“Humans move around invasive species and human behavior can change, and so therefore invasion is preventable.” Campbell said.
Other efforts for preventing spread include funding from the Wisconsin DNR for education and outreach work. The DNR and the Wisconsin Sea Grant fund research work to better understand invasives. The Clean Boats, Clean Waters program trains volunteers and paid staff to inspect boats and talk to boaters about spread prevention. The Citizen Lake Monitoring Network program teaches citizens how to monitor lakes for invasives.
Stopping the spread of invasive species is critical because of the major – and usually negative – changes to waters that aquatic invasives can bring. The distinctiveness of Wisconsin’s lakes and ecosystems is important to preserve too.
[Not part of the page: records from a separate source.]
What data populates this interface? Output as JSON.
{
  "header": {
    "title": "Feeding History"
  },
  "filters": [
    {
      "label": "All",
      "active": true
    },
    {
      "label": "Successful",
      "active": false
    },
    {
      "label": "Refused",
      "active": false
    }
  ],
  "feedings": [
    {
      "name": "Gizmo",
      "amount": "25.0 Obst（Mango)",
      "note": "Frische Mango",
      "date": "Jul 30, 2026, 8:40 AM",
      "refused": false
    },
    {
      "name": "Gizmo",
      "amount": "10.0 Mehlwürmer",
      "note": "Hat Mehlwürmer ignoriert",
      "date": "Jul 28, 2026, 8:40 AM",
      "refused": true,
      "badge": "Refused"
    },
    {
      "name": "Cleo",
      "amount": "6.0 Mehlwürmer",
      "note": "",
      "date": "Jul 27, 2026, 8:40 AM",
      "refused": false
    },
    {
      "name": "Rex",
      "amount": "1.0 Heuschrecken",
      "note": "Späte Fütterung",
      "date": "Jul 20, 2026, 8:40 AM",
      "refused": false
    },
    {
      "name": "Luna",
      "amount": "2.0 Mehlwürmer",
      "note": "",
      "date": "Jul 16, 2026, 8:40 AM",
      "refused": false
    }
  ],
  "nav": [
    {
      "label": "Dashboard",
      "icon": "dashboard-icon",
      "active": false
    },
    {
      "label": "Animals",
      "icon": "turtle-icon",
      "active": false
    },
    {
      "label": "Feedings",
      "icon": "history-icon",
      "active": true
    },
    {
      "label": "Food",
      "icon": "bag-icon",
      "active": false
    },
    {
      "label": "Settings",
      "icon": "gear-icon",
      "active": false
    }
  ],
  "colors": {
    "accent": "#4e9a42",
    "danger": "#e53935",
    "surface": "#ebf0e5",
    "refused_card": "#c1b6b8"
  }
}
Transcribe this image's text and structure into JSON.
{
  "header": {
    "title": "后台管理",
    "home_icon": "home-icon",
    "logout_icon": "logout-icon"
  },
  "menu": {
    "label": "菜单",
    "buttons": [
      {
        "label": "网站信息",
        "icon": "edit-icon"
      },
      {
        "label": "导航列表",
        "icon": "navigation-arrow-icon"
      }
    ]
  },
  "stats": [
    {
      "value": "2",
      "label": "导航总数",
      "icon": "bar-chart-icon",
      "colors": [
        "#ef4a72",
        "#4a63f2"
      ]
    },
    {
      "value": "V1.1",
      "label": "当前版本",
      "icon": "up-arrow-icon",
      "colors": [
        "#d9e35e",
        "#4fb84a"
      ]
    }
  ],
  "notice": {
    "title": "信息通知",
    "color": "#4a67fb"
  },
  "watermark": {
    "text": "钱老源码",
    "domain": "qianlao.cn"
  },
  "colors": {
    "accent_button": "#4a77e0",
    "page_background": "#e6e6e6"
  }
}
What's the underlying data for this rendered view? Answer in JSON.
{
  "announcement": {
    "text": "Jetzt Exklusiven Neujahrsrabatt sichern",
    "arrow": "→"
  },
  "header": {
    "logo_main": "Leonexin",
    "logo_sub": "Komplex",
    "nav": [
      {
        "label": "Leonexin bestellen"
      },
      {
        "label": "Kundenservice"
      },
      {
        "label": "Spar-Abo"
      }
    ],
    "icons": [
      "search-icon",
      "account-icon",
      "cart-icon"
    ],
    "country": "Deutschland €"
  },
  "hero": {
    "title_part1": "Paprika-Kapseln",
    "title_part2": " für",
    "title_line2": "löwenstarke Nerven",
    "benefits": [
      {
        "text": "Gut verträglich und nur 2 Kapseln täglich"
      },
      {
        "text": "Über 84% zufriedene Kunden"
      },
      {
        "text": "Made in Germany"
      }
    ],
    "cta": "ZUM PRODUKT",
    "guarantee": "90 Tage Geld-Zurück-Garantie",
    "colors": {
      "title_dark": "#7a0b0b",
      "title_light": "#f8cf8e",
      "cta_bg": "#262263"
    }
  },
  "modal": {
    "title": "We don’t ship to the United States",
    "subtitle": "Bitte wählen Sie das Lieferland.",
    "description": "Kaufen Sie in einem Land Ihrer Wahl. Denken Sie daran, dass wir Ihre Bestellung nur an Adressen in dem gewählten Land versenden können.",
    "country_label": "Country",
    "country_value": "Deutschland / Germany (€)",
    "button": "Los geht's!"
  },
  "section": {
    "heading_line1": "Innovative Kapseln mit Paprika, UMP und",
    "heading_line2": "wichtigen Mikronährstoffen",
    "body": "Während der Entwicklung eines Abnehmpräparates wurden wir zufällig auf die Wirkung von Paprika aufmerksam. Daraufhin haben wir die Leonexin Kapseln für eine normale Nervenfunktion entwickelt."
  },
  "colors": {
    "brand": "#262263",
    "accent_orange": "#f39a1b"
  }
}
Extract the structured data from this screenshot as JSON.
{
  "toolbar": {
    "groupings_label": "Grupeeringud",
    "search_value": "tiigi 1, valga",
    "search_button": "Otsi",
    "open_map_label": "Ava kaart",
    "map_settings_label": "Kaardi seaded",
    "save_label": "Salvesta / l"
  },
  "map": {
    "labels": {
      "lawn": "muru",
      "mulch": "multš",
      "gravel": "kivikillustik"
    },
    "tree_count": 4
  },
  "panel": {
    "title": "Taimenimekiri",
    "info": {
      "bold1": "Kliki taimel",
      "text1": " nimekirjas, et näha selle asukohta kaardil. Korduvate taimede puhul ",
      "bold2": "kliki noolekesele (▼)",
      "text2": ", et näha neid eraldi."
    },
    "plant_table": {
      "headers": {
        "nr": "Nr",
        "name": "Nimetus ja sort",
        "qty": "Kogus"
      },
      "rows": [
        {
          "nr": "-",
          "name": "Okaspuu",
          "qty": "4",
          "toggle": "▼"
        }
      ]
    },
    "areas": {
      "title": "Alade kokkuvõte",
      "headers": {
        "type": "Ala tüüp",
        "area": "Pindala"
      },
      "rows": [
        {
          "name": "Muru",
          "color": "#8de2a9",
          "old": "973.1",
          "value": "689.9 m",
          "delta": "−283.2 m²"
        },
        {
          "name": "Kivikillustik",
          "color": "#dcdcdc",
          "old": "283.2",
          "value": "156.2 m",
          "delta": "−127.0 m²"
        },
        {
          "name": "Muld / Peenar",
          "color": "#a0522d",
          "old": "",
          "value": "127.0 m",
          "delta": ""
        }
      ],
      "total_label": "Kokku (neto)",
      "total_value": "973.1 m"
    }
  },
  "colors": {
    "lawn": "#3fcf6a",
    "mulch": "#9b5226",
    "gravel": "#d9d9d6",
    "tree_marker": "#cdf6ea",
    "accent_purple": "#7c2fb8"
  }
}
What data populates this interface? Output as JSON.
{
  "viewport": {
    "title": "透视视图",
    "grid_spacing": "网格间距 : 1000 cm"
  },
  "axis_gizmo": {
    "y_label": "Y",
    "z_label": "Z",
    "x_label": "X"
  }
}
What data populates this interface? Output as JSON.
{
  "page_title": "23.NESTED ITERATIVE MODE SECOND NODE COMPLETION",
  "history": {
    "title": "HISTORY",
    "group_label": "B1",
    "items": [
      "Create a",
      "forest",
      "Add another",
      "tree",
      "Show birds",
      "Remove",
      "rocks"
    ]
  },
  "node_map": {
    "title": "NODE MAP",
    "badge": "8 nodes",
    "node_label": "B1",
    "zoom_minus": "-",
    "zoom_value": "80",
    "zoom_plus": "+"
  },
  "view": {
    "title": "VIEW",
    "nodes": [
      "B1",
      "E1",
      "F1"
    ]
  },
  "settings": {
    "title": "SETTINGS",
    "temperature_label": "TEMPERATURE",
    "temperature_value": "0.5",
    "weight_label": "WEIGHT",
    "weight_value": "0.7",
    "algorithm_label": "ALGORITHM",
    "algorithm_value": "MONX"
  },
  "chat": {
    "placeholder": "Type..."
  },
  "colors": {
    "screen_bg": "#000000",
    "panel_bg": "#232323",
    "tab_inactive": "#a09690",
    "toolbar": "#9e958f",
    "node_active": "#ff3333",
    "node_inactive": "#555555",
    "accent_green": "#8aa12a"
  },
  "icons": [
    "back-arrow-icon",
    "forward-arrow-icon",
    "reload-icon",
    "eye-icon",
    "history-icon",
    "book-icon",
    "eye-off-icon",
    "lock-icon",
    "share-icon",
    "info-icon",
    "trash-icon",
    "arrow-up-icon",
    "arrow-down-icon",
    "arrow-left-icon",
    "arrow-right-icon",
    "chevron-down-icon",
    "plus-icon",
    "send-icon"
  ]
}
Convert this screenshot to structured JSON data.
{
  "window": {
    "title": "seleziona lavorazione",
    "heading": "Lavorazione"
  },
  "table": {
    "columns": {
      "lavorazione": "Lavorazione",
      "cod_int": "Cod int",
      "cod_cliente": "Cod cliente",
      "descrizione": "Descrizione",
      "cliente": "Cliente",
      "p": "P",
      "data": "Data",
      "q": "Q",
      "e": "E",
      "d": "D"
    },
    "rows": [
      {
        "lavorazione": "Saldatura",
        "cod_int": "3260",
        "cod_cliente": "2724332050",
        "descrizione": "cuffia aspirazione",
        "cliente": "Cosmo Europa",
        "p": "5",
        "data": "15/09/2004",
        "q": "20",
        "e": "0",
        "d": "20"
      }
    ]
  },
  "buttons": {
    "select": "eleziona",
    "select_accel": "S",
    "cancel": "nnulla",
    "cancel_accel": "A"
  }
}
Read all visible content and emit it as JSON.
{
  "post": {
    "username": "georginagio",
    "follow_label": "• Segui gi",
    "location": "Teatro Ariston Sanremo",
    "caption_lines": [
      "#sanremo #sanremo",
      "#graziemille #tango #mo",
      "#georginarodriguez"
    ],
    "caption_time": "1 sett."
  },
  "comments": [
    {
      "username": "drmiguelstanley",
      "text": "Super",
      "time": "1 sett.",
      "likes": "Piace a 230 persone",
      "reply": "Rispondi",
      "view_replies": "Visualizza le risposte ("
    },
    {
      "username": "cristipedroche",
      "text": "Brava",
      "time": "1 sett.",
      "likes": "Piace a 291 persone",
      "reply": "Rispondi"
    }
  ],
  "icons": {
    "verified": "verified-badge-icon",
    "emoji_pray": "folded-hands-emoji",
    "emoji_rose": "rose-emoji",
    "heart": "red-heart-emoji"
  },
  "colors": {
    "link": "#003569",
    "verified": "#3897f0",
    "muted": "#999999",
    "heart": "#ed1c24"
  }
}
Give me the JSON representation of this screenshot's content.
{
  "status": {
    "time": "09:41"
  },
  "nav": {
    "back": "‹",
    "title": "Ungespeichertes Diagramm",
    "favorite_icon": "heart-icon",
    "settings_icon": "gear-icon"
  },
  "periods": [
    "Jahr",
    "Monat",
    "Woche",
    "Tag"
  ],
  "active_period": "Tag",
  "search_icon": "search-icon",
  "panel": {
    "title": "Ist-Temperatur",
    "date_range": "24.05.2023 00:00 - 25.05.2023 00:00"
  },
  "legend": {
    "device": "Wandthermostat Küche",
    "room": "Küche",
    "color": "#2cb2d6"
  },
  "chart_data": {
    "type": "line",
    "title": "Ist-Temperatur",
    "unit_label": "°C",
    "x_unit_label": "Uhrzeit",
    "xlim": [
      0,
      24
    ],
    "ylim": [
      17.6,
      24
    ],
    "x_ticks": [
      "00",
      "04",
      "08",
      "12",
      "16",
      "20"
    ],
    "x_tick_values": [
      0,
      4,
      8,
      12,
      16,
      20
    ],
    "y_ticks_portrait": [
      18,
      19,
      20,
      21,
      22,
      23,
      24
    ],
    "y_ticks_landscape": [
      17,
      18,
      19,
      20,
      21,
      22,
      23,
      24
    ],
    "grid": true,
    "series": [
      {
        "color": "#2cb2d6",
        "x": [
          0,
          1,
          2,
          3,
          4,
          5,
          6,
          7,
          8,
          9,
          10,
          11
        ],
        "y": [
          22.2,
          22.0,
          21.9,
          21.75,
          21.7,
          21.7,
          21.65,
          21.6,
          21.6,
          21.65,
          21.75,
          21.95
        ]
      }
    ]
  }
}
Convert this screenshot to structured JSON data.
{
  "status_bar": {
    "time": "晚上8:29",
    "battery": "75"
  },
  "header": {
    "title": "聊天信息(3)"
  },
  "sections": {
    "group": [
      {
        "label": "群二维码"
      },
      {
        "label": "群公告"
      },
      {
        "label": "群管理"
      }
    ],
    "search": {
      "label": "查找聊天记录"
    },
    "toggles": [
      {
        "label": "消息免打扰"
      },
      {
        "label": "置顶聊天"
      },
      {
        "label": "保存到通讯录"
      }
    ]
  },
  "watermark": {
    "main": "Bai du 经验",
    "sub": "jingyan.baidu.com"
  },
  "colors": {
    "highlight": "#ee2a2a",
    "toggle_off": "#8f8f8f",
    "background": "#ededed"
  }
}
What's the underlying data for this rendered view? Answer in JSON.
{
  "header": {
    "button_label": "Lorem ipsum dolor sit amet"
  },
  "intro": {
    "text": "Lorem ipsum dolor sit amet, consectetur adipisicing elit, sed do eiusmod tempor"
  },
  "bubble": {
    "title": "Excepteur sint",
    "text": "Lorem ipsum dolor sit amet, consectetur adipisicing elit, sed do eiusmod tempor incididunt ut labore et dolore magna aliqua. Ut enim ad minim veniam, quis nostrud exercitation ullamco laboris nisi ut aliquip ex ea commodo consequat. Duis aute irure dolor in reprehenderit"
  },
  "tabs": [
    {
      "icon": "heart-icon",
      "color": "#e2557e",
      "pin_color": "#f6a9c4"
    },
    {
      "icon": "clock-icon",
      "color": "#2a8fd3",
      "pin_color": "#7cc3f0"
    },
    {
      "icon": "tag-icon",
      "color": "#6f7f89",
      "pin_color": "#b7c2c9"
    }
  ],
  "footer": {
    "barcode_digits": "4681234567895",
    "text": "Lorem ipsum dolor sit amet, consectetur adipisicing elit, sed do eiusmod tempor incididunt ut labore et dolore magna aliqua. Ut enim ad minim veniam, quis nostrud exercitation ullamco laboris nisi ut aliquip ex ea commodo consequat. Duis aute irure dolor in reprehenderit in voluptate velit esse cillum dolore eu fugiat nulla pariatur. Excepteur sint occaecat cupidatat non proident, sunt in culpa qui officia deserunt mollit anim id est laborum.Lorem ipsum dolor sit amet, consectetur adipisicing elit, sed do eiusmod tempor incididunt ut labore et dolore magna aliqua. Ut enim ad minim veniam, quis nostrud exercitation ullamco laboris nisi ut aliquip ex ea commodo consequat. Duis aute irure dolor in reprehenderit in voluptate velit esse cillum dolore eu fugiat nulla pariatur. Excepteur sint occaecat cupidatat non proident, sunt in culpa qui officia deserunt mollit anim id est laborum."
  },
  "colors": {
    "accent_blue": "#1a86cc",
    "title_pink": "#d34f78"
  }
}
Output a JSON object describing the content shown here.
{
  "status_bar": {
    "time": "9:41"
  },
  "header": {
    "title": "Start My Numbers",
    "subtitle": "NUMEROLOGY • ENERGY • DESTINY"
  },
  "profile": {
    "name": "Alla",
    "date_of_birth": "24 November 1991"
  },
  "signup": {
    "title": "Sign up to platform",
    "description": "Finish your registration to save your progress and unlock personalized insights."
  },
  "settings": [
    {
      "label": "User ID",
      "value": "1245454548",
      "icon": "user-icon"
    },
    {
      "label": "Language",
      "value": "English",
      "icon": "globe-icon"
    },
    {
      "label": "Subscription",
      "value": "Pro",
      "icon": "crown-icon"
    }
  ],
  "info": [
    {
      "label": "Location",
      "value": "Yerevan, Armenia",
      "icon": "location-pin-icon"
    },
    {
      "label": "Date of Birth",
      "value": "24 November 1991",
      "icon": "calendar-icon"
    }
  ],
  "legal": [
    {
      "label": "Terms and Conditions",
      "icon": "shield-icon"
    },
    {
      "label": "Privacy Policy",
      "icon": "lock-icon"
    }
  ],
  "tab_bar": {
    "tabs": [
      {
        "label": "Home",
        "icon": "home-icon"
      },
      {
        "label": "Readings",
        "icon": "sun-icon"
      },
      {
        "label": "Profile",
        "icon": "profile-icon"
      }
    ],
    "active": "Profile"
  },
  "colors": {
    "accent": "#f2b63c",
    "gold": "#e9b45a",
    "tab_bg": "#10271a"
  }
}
For example, sturgeon spearing in Lake Winnebago is “uniquely Wisconsin,” said Campbell. (“It should probably belong in the same category as being a Packers fan.”) A few years ago, round gobies, an invasive fish species known as a lake sturgeon egg predator, was found outside of Lake Winnebago.
“It’s hard to say what would happen to lake sturgeons if round gobies got into Lake Winnebago… I think that experience [of sturgeon fishing] is just so valuable to Wisconsin,” said Campbell. “I hear stories of people going up to hang out at the family lake house or something, and they have a story or experience they like to tell, and invasive species could change that experience.”